That is why the Church carefully closes her classical prayers with the words “in the unity of the Holy Spirit.”
Even Christ offers up his Eucharist THROUGH THE SPIRIT— for his New Testament [Heb. 9:14] speaks of “the blood of Christ, who THROUGH THE ETERNAL SPIRIT offered himself without blemish to God.”
Every Sunday Mass, after the Gospel and before the Eucharist, we all stand to profess aloud our faith that it was by the Holy Spirit that the Son of the Father became flesh and blood.
In giving himself to us, Christ gives us the Spirit IN and FROM his own flesh and blood.
As the Gospel [Jn. 20:19-22] tells us:
On the first day of the week
Jesus came and stood among them
showed them his [body]
breathed on them,
and said to them,
“Receive the Holy Spirit.”

In his Eucharistic Flesh and Blood, the risen Christ still fulfills that lone place in the Gospel [Jn. 1:14,16-17] that speaks of receiving grace.
The Word became FLESH
full of grace and truth
from his fullness we all have received GRACE UPON GRACE
GRACE and truth came through Jesus Christ.

That is the only time the four Gospels speak of receiving “grace.”
Grace comes to us through Jesus Christ because God the Spirit is at work.
Grace is the work of the Holy Spirit in us.
So, Jesus himself, rather than speak of grace coming to us and at work in us, speaks instead of the Holy Spirit coming to us, being in us, working in us, working with us.
As we celebrate the Eucharist this day and all days, we ask the Father to give us his Son and Holy Spirit.
We ask because the Son of God tells us to ask.
And I tell you,
ask and you will receive;
seek and you will find;
knock and the door will be opened to you.

If you then, who are wicked,
know how to give good gifts to your children,
how much more will the Father in heaven
give the Holy Spirit to those who ask him?
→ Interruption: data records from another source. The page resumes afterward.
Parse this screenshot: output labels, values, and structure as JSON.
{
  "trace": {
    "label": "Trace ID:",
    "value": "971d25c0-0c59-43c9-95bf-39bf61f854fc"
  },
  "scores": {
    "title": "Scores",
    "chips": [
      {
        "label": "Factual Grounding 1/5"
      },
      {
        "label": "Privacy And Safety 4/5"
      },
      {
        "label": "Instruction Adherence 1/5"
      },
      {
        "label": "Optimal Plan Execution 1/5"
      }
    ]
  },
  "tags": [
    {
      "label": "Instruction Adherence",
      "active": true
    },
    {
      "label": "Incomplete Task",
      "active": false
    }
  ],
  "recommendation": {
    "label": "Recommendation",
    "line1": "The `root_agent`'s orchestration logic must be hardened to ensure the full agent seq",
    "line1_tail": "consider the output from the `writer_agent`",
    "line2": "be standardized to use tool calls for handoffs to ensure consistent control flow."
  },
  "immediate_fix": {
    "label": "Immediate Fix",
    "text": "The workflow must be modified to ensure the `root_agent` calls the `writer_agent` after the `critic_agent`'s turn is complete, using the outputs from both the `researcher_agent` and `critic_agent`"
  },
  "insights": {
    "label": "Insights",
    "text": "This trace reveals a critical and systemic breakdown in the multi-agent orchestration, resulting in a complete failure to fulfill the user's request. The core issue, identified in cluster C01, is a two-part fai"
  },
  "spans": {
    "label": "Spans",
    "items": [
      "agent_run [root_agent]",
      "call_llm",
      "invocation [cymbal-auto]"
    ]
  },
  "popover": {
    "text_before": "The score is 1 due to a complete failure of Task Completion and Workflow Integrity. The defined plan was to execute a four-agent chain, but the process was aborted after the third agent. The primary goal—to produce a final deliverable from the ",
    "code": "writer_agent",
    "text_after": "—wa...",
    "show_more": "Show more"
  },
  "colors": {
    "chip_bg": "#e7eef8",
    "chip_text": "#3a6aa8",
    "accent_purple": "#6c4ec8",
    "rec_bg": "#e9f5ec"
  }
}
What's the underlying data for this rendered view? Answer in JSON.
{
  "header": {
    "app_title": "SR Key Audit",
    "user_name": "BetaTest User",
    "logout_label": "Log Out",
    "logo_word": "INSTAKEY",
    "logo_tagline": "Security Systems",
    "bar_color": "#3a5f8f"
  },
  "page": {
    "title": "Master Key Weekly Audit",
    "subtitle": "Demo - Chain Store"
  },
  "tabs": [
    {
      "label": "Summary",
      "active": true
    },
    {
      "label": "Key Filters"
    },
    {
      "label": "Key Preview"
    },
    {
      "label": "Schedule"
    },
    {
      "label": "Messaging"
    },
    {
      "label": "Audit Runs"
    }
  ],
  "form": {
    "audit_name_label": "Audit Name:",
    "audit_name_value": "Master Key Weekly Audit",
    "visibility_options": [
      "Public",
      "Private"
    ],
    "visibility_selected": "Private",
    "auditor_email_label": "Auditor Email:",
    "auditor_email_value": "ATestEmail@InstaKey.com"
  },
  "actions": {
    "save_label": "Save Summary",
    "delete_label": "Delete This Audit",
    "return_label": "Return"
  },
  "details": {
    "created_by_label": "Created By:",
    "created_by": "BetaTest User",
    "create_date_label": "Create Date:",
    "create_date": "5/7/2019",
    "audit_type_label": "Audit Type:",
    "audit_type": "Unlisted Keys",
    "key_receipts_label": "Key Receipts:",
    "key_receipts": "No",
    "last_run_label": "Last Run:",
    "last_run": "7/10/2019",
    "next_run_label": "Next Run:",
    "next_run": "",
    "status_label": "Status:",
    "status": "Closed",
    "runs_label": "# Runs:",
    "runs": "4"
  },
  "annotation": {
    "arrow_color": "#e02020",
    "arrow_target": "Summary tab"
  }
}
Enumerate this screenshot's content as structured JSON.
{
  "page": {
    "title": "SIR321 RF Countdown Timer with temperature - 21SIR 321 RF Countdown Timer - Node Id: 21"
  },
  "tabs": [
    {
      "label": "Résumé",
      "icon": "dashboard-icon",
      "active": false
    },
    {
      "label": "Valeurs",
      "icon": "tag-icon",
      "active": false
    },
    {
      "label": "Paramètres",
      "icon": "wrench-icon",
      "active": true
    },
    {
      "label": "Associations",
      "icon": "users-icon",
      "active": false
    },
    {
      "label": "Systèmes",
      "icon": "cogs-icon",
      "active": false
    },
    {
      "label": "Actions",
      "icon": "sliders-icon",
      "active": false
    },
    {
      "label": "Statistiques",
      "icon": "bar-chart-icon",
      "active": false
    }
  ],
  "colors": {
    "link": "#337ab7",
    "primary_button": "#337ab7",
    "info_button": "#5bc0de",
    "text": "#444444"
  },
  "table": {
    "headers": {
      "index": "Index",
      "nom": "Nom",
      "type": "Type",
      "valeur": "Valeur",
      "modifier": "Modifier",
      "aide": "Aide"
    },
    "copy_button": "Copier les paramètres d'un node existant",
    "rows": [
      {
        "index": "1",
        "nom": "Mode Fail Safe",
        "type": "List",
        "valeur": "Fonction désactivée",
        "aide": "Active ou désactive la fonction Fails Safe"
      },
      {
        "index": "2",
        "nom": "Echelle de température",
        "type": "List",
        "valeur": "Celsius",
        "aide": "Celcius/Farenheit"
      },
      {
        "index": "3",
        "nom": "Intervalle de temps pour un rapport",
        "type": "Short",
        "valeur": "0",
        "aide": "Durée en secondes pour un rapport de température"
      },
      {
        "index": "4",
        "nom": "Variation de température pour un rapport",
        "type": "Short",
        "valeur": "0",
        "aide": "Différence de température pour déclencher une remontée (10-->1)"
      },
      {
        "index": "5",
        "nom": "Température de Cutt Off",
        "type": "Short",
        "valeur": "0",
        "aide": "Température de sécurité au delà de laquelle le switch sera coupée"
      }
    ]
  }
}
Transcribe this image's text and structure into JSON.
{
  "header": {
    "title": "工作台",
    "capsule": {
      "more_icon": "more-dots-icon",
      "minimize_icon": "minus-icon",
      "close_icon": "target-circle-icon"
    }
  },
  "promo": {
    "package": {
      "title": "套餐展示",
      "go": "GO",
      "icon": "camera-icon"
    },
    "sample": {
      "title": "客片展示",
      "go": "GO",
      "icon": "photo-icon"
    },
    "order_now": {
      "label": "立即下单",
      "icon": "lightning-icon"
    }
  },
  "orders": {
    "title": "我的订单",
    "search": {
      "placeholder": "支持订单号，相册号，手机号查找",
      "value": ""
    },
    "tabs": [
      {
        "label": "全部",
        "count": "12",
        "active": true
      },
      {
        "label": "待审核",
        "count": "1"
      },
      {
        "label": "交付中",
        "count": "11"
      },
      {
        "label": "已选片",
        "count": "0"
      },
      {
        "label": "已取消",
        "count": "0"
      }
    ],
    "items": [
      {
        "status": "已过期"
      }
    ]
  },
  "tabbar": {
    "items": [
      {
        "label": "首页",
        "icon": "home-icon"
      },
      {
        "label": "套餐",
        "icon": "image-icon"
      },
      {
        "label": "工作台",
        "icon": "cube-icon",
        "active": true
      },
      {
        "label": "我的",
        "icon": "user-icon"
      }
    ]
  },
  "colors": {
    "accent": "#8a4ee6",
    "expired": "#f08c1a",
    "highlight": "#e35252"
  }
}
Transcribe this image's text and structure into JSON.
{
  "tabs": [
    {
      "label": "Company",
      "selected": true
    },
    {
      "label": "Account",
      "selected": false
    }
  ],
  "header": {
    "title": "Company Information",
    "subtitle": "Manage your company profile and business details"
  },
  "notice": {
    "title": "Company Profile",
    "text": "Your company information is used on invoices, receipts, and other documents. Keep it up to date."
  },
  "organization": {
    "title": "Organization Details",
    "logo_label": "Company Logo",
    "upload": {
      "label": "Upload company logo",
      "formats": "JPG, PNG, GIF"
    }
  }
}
In the fullness of the Spirit, Christ offered himself up to the Father for US and to save US.
In order to receive this saving grace and saving truth in the unity of the Holy Spirit, we need to join Christ in offering ourselves up in all the details of daily living— we need to join Christ in offering ourselves up for the glory of our Father in heaven, whose name we have come to hallow on this day.
We need to do that, because the Father’s goal for us is our own eternal happiness and glory at his side.
God the Father really wants to give us eternal happiness and glory through his Son, our Lord Jesus Christ, in the unity of the Holy Spirit.
We need to know that, believe that, want that, live and work for that.

UT IN OMNIBUS GLORIFICETUR DEUS
That God Be Glorified in All